The plurality’s discussion of Longshoremen v. Ariadne Shipping Co., 397 U. S. 195 (1970), is misleading. Although Ariadne clearly recognized the existence of an internal-order rule in our case law, see id., at 200, Ariadne did not hold, similarly to what the plurality holds here, that application of the foreign-flag clear-statement rule prevented some provisions of the National Labor Relations Act (NLRA) from being applied to foreign-flag ships but allowed others to be applied. Rather, it held that the clear-statement rule did not apply at all to activities that were not “within the ‘maritime operations of foreign-flag ships.’ ” Ibid. The case is relevant only to questions the Court does not decide here—namely, application of Title III to onshore operations of the foreign-flag ships. It is not relevant to the question whether all maritime activities are exempt from Title III for lack of a clear statement.Footnote 8

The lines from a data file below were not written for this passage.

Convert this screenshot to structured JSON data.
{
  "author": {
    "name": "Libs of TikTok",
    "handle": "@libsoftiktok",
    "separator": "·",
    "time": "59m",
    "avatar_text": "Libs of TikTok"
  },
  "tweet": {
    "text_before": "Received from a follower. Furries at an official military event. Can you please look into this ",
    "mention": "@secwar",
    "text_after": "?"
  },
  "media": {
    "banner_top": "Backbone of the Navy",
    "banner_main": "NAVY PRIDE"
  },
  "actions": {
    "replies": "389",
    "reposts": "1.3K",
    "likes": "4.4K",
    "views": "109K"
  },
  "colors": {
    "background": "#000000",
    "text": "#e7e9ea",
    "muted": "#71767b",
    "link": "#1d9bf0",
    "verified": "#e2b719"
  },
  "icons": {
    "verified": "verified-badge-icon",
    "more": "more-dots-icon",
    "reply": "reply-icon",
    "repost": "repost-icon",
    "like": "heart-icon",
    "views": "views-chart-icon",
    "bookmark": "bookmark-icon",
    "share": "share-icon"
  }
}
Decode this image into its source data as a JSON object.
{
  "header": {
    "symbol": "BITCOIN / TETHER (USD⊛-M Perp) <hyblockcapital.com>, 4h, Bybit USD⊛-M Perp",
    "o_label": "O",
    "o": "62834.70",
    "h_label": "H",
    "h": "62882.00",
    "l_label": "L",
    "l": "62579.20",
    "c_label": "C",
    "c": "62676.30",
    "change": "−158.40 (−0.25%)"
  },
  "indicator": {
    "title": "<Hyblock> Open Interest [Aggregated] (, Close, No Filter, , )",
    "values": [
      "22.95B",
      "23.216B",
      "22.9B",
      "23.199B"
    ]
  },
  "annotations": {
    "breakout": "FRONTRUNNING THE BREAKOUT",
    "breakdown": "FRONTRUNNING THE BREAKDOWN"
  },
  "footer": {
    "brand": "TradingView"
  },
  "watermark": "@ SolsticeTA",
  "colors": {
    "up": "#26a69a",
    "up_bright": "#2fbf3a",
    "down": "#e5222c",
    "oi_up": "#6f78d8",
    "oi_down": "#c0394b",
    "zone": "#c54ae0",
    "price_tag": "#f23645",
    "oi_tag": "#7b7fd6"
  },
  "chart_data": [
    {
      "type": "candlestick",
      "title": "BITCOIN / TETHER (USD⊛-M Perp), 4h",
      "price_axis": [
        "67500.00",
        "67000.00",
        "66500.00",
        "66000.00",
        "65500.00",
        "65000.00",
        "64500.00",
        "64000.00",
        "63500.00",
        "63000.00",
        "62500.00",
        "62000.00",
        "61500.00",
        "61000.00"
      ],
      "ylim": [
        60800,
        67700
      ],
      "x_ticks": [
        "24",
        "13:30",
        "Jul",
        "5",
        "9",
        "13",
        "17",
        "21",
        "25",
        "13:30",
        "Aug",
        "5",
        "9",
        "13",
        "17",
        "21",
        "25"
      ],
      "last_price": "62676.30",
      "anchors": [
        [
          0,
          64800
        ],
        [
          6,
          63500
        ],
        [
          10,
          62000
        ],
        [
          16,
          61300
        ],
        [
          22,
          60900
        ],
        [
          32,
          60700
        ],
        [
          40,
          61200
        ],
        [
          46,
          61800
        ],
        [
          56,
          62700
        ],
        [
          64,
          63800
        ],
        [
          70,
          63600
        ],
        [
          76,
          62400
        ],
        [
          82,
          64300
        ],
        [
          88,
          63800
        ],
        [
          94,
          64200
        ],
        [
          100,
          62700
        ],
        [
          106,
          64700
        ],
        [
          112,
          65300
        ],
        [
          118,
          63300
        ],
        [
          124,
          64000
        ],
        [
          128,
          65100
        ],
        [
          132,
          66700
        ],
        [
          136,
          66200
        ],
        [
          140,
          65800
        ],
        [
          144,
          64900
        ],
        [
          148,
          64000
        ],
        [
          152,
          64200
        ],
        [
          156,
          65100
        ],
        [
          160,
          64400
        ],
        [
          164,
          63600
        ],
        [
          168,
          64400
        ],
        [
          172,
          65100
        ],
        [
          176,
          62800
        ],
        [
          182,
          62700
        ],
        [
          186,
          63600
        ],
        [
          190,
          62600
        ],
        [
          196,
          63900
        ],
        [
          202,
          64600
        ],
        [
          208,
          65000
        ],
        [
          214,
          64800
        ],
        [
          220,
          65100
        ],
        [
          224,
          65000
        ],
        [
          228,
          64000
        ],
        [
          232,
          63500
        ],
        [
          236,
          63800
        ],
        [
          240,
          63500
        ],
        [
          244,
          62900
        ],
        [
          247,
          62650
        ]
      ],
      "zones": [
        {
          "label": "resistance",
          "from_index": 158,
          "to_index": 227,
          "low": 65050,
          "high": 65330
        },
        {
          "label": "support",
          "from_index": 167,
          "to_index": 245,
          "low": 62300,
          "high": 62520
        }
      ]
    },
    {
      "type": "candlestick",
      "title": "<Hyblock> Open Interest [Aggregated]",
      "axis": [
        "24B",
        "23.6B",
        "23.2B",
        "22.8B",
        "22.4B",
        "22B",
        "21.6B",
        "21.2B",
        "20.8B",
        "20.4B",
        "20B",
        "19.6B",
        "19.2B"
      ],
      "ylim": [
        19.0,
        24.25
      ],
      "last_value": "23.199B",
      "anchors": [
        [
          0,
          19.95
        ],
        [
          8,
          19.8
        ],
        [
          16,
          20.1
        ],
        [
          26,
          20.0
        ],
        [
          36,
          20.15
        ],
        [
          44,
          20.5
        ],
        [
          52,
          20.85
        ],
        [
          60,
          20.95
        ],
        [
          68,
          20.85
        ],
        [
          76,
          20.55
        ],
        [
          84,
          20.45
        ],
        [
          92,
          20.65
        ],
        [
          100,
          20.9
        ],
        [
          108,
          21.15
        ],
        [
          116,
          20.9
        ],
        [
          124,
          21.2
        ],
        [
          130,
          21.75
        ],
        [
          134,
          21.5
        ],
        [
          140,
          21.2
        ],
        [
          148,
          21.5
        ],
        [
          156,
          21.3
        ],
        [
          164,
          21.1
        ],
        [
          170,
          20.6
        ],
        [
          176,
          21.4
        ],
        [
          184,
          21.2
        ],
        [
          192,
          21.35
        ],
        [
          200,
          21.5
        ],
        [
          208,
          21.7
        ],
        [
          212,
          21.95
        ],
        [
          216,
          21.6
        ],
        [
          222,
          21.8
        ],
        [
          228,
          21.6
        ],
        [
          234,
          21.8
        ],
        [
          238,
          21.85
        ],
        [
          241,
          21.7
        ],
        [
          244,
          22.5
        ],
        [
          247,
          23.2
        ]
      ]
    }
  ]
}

The plurality attempts to simplify this inquiry by explaining that, if it is “a difficult question whether a particular Title III barrier removal requirement is readily achievable, but the requirement does entail a permanent and significant structural modification, interfering with a foreign ship’s internal affairs[,] a court sensibly could invoke the clear statement rule without determining whether Title III actually imposes the requirement.” Ante, at 14. It is impossible to reconcile this with the plurality’s rationale, which excludes the clear-statement rule when there is no actual conflict with foreign law. On the plurality’s own analysis, significant structural modifications are least likely to pose an actual conflict with foreign law, since they are most likely to be regarded as (under the plurality’s new Title III jurisprudence) not “readily achievable” and hence not required. I am at a loss to understand what the plurality has in mind.Footnote 9

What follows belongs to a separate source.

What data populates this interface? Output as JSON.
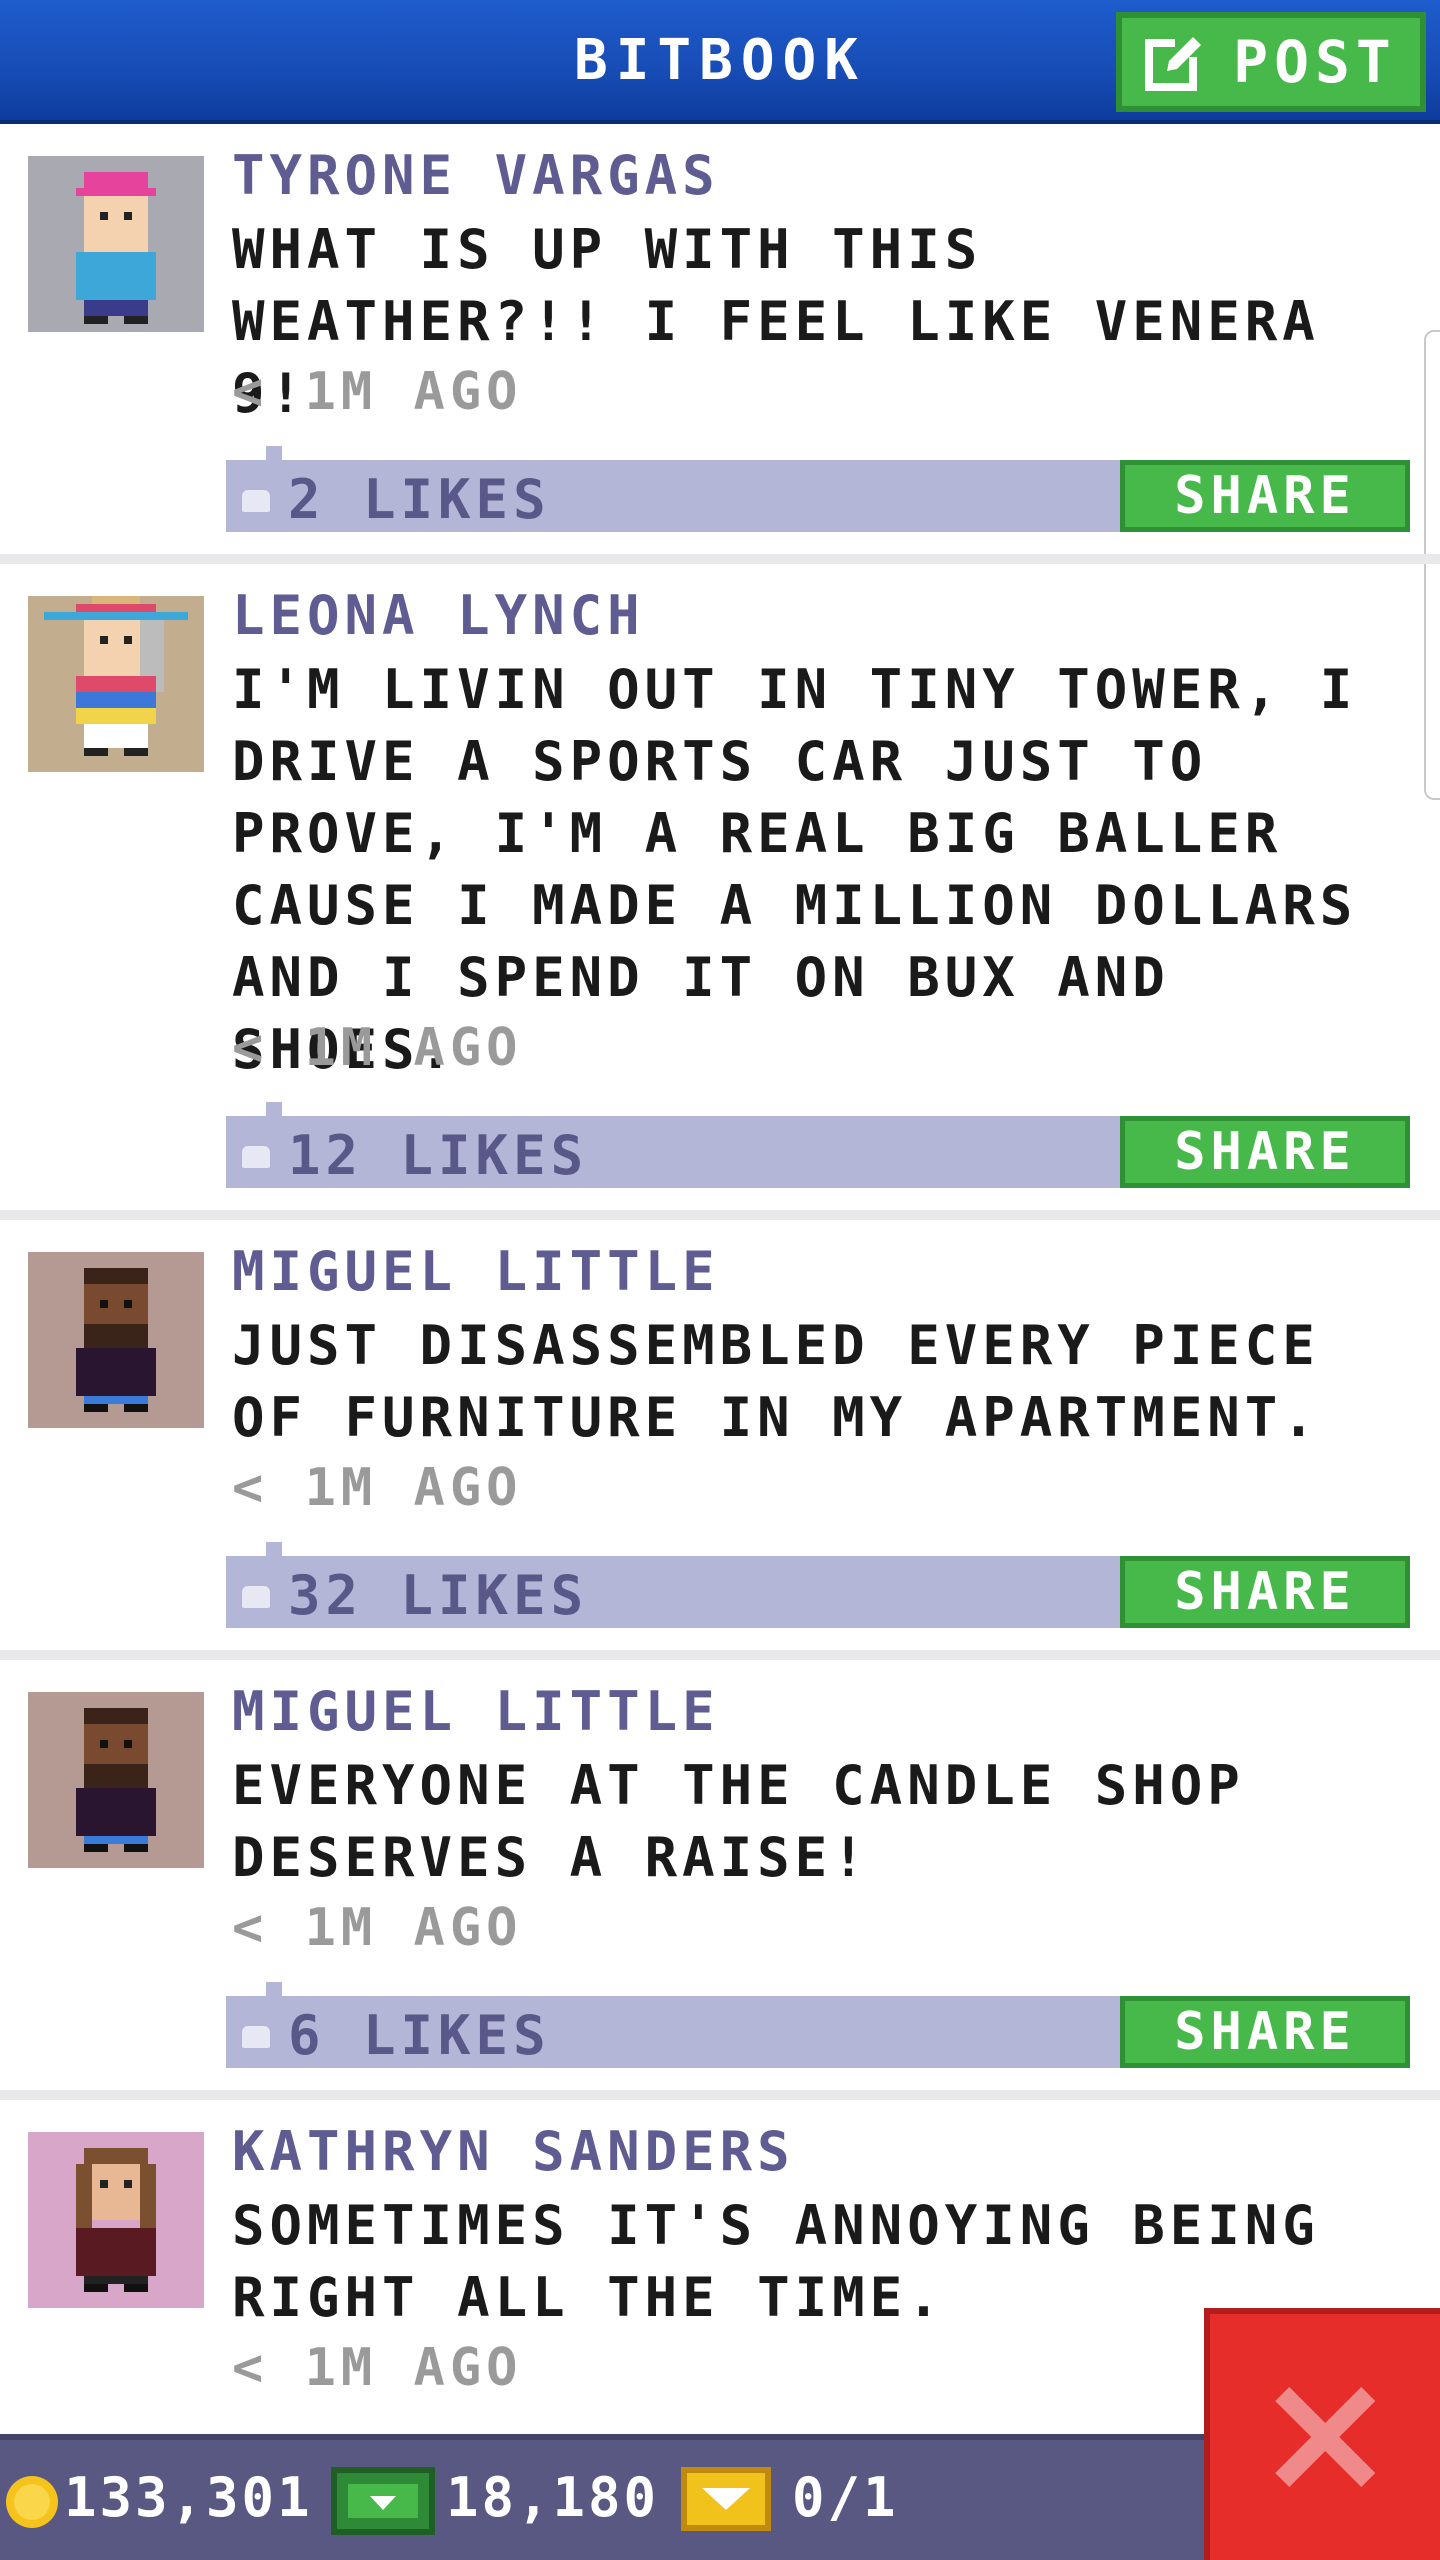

After this Court concluded, in EEOC v. Arabian American Oil Co., 499 U. S. 244, 260 (1991), (ARAMCO), that Title VII of the Civil Rights Act of 1964, does not protect American citizens working for American employers in foreign countries, Congress amended Title VII. Unlike what would have been this Court’s only available resolution of the issue had it come to the opposite conclusion in ARAMCO—that Title VII applies to all American employers operating abroad—Congress was able to craft a more nuanced solution by exempting employers if compliance with Title VII would run afoul of the law in the country where the workplace was located. See 42 U. S. C. §2000e–1(b); cf. §12112(c)(1) (same disposition for Title I of the ADA).